    September 18, 2013 at 3:44 pm

    Wishful thinking and price increases are really not the best for any company in a down market. Seems that the ocean carriers really are not that great in the study of History, especially their own.

    How many times in the past 30 years of has maritime industry been in a boom / bust cycle? The lure of giant future profits caused the tremendous overbuilding of giant ships to the market. Now the carriers believe that the consumers of their services are obligated to cover the shortfalls caused by their Unmistakable and Unsinkable Titanic Thinking.

    What would occur in any other industry? Do the carriers really believe that they are too big to fail? The carriers may fail and cease to exist, but the bankers are the ones that own the ships,the Assets.

    So there would be container market in Beaufort Force 17, but this too would past as all storms do. Then those that have money would come in a buy the assets from the Bankers at bargain prices so that they could be the ones to satisfy the needs of the market.

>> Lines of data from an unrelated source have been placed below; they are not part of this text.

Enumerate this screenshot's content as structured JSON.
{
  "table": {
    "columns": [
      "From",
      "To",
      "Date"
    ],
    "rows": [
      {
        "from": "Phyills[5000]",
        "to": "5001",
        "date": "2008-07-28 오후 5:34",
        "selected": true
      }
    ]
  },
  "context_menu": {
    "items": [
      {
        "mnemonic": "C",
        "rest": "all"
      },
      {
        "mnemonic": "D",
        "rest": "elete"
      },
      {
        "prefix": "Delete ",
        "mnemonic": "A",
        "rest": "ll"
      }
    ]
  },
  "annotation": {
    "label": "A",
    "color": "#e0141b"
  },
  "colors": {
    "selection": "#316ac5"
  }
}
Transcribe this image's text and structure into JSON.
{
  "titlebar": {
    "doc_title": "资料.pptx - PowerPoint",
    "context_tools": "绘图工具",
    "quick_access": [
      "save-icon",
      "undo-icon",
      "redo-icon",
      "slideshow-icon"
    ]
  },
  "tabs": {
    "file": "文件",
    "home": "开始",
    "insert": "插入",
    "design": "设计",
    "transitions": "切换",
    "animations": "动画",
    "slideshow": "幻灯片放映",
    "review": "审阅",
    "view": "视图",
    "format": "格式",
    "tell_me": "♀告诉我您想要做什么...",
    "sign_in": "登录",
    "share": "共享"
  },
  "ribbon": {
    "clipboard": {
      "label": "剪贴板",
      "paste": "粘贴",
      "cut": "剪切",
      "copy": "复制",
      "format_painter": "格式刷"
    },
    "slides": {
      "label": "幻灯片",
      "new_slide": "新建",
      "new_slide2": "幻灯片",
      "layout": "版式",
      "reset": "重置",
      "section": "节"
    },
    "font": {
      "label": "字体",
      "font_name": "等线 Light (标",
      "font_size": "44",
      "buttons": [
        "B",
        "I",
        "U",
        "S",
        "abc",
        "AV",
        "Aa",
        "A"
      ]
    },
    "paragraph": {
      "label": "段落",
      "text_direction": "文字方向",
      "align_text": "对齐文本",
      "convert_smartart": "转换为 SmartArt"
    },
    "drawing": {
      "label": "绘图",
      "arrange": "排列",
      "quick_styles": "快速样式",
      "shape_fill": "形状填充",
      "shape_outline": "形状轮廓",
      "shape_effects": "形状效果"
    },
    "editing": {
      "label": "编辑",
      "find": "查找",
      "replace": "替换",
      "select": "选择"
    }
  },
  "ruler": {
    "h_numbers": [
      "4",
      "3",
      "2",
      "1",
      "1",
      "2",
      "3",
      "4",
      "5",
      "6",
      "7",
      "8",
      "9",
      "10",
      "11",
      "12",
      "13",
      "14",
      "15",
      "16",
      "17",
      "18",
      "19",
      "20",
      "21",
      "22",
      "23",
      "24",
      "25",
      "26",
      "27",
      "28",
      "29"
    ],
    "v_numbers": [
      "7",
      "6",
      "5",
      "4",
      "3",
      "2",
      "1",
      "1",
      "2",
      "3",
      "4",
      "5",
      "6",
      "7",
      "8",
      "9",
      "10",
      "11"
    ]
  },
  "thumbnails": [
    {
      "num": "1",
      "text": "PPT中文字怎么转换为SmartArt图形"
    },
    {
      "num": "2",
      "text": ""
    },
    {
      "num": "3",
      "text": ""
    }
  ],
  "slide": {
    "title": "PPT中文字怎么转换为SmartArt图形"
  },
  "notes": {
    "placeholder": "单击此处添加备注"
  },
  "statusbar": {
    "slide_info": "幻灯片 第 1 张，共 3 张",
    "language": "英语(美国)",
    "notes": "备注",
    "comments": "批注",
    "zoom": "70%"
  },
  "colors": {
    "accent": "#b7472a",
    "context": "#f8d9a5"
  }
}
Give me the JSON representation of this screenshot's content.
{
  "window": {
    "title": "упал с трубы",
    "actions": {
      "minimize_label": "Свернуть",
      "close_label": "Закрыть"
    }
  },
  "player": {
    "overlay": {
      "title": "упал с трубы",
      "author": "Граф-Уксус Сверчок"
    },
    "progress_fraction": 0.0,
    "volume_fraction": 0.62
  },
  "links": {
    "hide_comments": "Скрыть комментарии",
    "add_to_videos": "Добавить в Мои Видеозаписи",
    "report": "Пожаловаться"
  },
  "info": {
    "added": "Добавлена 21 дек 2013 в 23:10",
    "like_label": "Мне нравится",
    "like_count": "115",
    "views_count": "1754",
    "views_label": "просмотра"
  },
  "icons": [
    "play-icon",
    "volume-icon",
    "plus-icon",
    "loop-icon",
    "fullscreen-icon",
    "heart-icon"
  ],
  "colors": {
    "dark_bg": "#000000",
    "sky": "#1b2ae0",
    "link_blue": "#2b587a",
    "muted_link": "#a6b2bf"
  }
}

    Believe that it is time of all companies to come an understanding that this is how economics works